Friday, 8 May 2009

Revolution in the Church

On Wednesday I was lucky enough to take part in a revolutionary event - a woman Bishop celebrating Communion in the ancient Abbey at Tewkesbury for the first time in history. To many, this will seem totally unexciting - even boring! However, to anyone who takes an interest in the history of the Christian movement, it is extraordinary, especially to any woman who has had any involvement in the process of social change commonly known as 'Women's Lib' (which is actually all women, as those have gone before have created freedoms for us in the present that we tend to take for granted!)

Because of an accident of birth and geography, I grew up in the Anglican Church, (though I spent nearly 30 years as a 'Quaker') and can easily remember a time when the idea of women being ordained was virtually heretical. The role of women in the church was of cleaners, flower arrangers, cooks and general dogs bodies - granted, the institution couldn't survive without their contribution, but give them the right to stand in the place of Jesus' disciples? No chance! Men were the authourities in society, and that was that. Granted, by the time I was born, women were no longer regarded as the property of men (by most people in the West, anyway) but they were still regarded as of less value, power and importance - as they still are in many pockets within our society. When I divorced my first husband, it was under much freer, more female-friendly, laws, which respected the relationship between women and their children, and their right to run their own lives and take responsibility for themselves. Only a few years earlier, I would almost certainly have lost custody of my daughter, and had to prove appalling misdeeds on my husband's part - instead of a few years of living separately being allowed to demonstrate that we were incompatible. It was not necessary to be overly antagonistic towards each other, to slag each other off in public and fight over our daughter and money - a certain amount of that happened, but that was about personal pride, not a result of the way the law was set up, as it had been, to disempower women so that men could get their own way.

We still have no women Bishops in the UK, but I believe it is inevitable, and look forward to time when women represent a serious proportion of the upper hierarchy of the Church of England. Not because I have an axe to grind, but because I believe women are particularly well suited to Pastoral work. The Church was created as a political body, it's structure was developed in a patriarchal context, long before women had the freedom of choice that birth control gave us, before medicine and science enabled the majority of women to be fairly certain of surviving childbirth on a regular and reliable basis. The New Testament, as it has come down to us over the centuries, is a carefully censored collection of writings, chosen to support the views and interests of the men running the church in the first few centuries after Jesus' lifetime, and to help empower them in the social context of their times.
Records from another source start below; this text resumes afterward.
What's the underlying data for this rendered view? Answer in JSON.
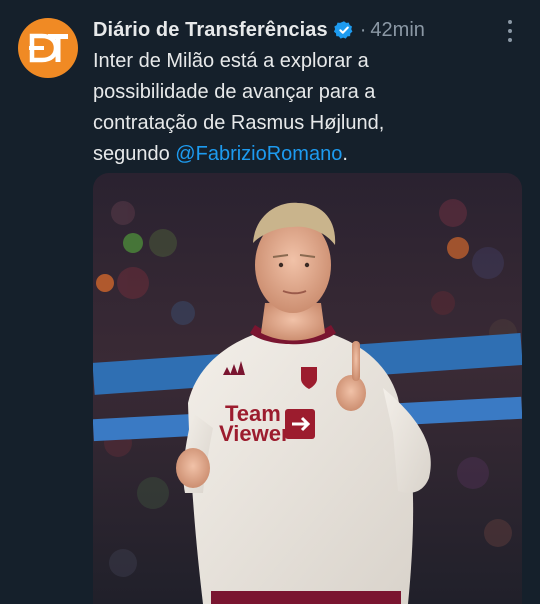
{
  "tweet": {
    "author_name": "Diário de Transferências",
    "avatar_initials": "DT",
    "verified_icon": "verified-badge-icon",
    "separator": "·",
    "time": "42min",
    "more_icon": "more-vertical-icon",
    "text_lines": [
      "Inter de Milão está a explorar a",
      "possibilidade de avançar para a",
      "contratação de Rasmus Højlund,"
    ],
    "text_last_prefix": "segundo ",
    "mention": "@FabrizioRomano",
    "text_last_suffix": "."
  },
  "media": {
    "kit_sponsor_line1": "Team",
    "kit_sponsor_line2": "Viewer"
  },
  "colors": {
    "background": "#15202b",
    "text": "#e7e9ea",
    "muted": "#8b98a5",
    "accent": "#1d9bf0",
    "avatar": "#f08a24"
  }
}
Even so, careful reading of the Gospels shows that Jesus himself was certainly no denigrator of women, even though his formally chosen disciples are recorded as being men, the place of women in his life was clearly important, and he valued their contributions, and respected them deeply. There are many examples of a generous attitude to women, and several individuals were obviously as close to him as his disciples, not to mention more faithful to him! Many contemporary writings were suppressed, and some are beginning to surface and expand our picture of Jesus and his followers, showing that his teachings have been interpreted in a mind bogglingly wide range of ways and truth is a very slippery commodity!

Many have a perception that women who gain power in the Church are pushy, out for power and kudos, to oust men, have chips on their shoulders . . . . etc, etc! Bishop Mary Gray-Reeves of El Camino Real, in California, was clearly none of these. Obviously she is a very capable administrator and communicator, but she is also, pretty, soft-spoken and clearly has great compassion. No doubt the medieval monks of the Abbey's early days would have been spinning in their graves at the idea of a woman Bishop, let alone one celebrating the Eucharist in their Abbey! But I like to think that some of them were as wise and compassionate as bishop mary, and will have rejoiced, instead, at this evidence that the truth of Jesus' teachings and his love and compassion continue to spread 2 millennia after he trod this Earth. Communion on Wednesday evening was a welcoming and moving occasion, I was privileged to be part of it.